Copy out each line containing "SPECIFY" from the entries below.

--- START ---

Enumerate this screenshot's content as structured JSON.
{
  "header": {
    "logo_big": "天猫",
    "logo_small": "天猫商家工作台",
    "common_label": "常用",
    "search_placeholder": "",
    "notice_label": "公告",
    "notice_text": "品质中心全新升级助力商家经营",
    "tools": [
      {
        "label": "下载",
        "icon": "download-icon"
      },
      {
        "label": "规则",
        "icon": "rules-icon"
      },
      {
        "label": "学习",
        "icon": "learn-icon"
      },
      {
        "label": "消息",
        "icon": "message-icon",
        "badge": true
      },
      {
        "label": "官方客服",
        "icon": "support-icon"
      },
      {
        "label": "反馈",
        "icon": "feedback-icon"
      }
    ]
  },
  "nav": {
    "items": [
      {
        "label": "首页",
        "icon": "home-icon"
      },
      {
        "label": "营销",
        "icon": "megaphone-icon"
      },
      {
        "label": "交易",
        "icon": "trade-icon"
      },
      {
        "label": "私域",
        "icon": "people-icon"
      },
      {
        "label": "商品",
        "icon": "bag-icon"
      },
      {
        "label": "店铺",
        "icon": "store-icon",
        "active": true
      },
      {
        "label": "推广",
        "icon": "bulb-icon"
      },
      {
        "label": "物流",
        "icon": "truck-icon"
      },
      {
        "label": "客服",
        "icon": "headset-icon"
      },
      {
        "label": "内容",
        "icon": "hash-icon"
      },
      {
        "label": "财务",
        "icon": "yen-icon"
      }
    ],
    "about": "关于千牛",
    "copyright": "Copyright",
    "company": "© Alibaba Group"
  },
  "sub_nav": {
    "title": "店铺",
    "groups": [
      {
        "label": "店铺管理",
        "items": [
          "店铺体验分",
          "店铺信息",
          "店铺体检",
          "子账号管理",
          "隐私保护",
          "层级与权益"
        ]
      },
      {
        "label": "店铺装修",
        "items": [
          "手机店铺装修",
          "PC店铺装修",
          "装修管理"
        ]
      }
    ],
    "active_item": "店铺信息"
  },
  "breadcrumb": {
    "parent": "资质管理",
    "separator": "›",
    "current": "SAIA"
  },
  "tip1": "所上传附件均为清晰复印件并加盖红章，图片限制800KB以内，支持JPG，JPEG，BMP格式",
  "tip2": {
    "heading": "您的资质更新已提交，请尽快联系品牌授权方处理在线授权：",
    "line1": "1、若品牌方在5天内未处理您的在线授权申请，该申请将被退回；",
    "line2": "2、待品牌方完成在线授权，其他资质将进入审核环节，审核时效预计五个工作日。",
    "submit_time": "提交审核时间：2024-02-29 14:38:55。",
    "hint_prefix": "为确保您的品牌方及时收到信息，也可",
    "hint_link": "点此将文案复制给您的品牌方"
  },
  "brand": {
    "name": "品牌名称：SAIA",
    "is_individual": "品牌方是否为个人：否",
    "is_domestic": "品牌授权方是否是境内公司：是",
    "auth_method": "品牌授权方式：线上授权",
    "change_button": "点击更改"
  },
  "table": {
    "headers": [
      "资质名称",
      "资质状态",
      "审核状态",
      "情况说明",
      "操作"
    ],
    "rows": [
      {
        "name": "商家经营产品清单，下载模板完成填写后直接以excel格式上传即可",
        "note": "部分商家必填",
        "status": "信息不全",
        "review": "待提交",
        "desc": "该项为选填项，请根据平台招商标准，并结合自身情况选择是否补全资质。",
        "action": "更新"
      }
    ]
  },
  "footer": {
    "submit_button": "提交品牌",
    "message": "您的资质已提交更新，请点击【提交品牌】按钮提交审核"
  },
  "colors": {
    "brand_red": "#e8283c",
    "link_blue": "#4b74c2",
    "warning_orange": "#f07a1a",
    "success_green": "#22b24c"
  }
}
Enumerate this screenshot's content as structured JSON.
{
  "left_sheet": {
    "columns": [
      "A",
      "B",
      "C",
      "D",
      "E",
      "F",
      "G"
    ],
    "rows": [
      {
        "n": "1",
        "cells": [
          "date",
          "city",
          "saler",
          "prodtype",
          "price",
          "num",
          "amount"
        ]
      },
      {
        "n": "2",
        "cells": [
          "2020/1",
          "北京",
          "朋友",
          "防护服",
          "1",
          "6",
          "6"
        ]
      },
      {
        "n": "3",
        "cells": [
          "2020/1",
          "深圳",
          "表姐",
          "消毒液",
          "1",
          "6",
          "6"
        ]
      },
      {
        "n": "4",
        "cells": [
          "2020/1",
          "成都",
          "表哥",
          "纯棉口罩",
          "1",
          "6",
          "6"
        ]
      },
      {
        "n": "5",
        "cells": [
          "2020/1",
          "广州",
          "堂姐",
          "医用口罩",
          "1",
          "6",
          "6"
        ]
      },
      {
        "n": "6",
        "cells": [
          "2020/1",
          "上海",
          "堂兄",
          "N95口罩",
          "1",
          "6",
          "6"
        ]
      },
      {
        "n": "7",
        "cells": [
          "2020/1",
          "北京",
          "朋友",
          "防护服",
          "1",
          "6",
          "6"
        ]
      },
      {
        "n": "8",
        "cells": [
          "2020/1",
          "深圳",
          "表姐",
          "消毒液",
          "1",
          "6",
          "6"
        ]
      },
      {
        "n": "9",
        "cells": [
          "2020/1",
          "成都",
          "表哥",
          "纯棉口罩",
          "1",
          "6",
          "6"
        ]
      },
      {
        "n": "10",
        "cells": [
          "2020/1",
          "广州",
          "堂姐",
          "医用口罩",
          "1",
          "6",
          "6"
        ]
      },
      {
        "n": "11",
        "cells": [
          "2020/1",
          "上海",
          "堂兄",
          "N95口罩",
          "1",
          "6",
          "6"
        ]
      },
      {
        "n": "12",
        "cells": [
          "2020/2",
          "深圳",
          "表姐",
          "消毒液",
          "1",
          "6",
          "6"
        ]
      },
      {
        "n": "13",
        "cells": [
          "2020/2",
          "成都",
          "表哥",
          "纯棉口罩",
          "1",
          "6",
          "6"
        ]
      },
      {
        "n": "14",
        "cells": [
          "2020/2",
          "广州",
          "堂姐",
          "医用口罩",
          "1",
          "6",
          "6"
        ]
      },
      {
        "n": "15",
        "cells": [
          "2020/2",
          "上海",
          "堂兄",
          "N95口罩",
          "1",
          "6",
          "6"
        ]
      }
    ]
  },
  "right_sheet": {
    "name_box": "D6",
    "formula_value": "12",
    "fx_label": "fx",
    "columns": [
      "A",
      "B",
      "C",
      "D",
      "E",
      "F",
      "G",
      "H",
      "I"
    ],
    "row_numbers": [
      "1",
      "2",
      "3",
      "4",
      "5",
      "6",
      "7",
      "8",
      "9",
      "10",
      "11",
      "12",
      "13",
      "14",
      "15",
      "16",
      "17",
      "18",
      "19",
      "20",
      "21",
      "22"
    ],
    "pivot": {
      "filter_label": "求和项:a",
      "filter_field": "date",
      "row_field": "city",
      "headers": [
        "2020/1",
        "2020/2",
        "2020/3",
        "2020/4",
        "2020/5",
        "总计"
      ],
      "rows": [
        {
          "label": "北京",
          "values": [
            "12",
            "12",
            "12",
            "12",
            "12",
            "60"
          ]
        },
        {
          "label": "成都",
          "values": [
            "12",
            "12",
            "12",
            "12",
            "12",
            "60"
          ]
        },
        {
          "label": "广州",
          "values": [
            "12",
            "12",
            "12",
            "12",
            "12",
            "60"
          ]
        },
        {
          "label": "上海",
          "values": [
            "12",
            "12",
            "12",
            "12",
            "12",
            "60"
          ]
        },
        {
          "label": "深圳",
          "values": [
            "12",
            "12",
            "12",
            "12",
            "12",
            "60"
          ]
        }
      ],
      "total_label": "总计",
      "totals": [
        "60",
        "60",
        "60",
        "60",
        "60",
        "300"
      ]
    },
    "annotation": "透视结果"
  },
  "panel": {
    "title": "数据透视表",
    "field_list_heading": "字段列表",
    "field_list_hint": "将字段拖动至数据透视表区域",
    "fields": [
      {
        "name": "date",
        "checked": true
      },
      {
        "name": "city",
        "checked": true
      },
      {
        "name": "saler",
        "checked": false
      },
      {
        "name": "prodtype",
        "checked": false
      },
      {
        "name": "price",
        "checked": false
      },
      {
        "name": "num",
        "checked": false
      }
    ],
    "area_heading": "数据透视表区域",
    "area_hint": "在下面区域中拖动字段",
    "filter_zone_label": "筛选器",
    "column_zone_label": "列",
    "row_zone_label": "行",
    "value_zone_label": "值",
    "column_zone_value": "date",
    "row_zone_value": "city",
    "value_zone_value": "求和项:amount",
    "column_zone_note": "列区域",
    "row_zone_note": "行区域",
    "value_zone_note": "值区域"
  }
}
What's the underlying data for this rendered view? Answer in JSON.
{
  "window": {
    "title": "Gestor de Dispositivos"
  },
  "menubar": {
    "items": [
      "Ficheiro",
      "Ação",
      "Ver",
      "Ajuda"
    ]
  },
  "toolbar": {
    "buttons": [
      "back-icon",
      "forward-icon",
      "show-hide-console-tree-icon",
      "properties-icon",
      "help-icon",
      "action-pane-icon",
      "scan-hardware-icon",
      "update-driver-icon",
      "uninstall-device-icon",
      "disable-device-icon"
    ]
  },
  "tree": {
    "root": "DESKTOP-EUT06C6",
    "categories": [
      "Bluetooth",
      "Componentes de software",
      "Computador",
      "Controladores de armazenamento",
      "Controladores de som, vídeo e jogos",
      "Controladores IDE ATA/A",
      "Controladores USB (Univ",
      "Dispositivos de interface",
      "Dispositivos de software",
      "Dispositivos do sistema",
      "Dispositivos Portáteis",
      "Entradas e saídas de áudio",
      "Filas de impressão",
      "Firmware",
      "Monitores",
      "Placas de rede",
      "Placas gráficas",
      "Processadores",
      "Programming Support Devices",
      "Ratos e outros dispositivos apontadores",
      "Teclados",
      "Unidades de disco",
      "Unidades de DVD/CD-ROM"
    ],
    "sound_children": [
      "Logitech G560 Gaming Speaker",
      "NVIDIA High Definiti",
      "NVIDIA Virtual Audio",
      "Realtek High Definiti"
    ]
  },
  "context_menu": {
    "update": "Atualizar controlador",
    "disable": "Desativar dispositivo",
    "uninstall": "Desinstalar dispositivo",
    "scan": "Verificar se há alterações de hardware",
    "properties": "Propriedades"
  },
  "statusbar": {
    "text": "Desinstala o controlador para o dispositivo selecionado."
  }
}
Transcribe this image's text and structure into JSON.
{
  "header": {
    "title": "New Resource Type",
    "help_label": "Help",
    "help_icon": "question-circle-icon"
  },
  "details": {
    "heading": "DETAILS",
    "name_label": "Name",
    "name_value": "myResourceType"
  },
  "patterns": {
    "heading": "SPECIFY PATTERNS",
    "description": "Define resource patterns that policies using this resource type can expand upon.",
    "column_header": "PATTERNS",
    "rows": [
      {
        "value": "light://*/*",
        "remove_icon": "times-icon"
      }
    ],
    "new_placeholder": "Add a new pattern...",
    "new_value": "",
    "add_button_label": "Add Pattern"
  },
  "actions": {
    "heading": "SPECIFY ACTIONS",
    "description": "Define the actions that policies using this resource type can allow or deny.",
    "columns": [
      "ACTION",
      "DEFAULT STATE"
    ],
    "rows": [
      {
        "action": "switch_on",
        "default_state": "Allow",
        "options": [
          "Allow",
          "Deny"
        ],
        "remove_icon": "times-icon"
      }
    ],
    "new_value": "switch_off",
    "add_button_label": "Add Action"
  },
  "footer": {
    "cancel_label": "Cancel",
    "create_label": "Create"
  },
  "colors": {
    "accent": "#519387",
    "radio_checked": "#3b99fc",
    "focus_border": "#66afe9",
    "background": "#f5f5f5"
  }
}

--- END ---

> [Reply]:
    "heading": "SPECIFY PATTERNS",
    "heading": "SPECIFY ACTIONS",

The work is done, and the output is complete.